[Dataset items]
"""
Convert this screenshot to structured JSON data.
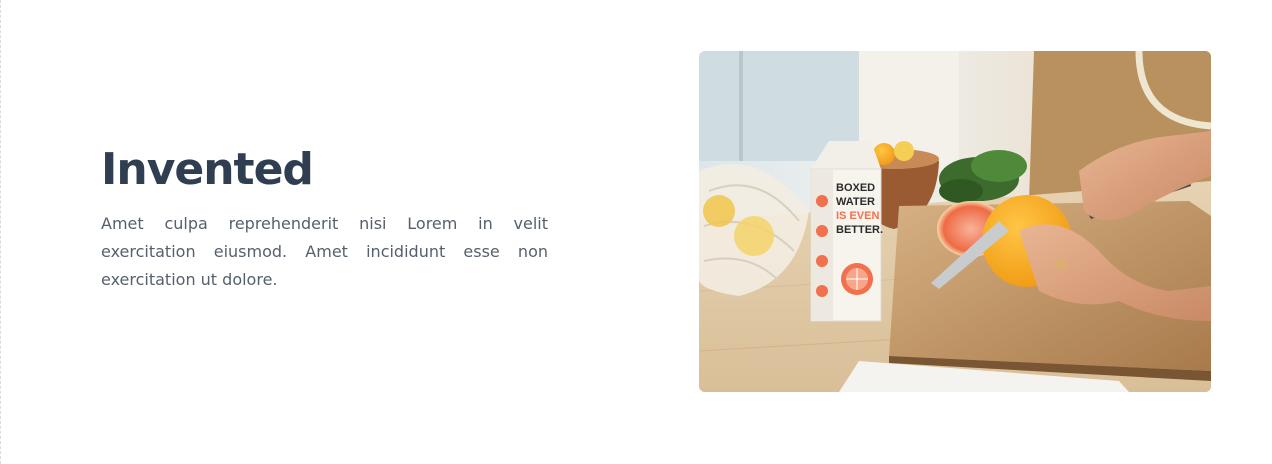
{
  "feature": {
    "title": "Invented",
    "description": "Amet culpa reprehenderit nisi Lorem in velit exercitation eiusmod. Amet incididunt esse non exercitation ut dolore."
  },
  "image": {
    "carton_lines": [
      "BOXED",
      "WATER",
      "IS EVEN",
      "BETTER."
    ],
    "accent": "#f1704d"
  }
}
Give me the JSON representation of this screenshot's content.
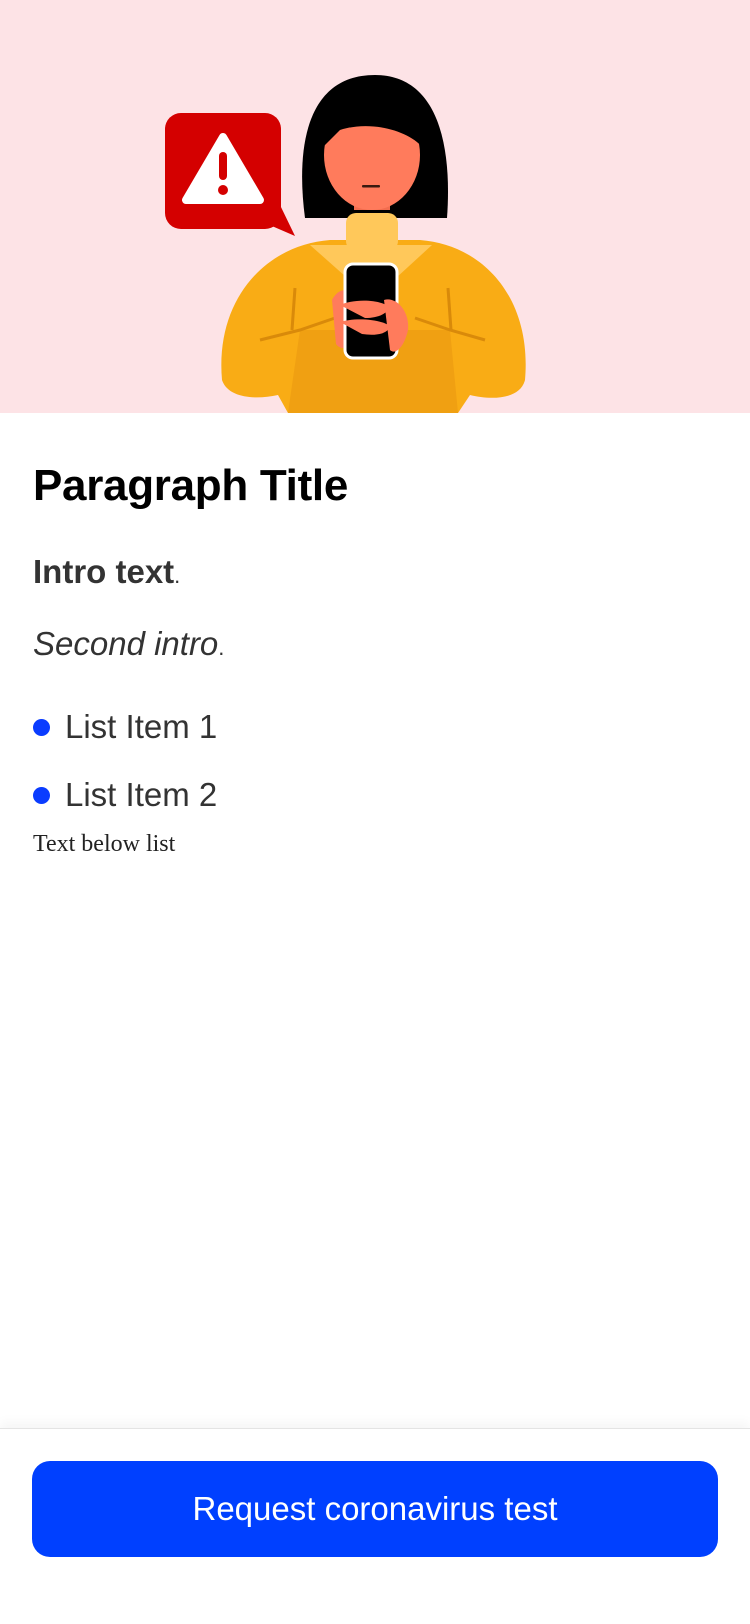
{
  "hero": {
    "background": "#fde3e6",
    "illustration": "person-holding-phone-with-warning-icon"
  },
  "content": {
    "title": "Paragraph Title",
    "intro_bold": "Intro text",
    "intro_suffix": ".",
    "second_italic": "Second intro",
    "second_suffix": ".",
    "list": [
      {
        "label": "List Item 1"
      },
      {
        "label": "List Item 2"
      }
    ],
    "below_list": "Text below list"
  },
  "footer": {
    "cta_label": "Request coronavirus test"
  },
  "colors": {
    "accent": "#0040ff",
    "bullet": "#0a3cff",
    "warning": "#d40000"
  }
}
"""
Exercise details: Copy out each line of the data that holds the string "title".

Answer section:
    "title": "Invented",
    "title": "Paragraph Title",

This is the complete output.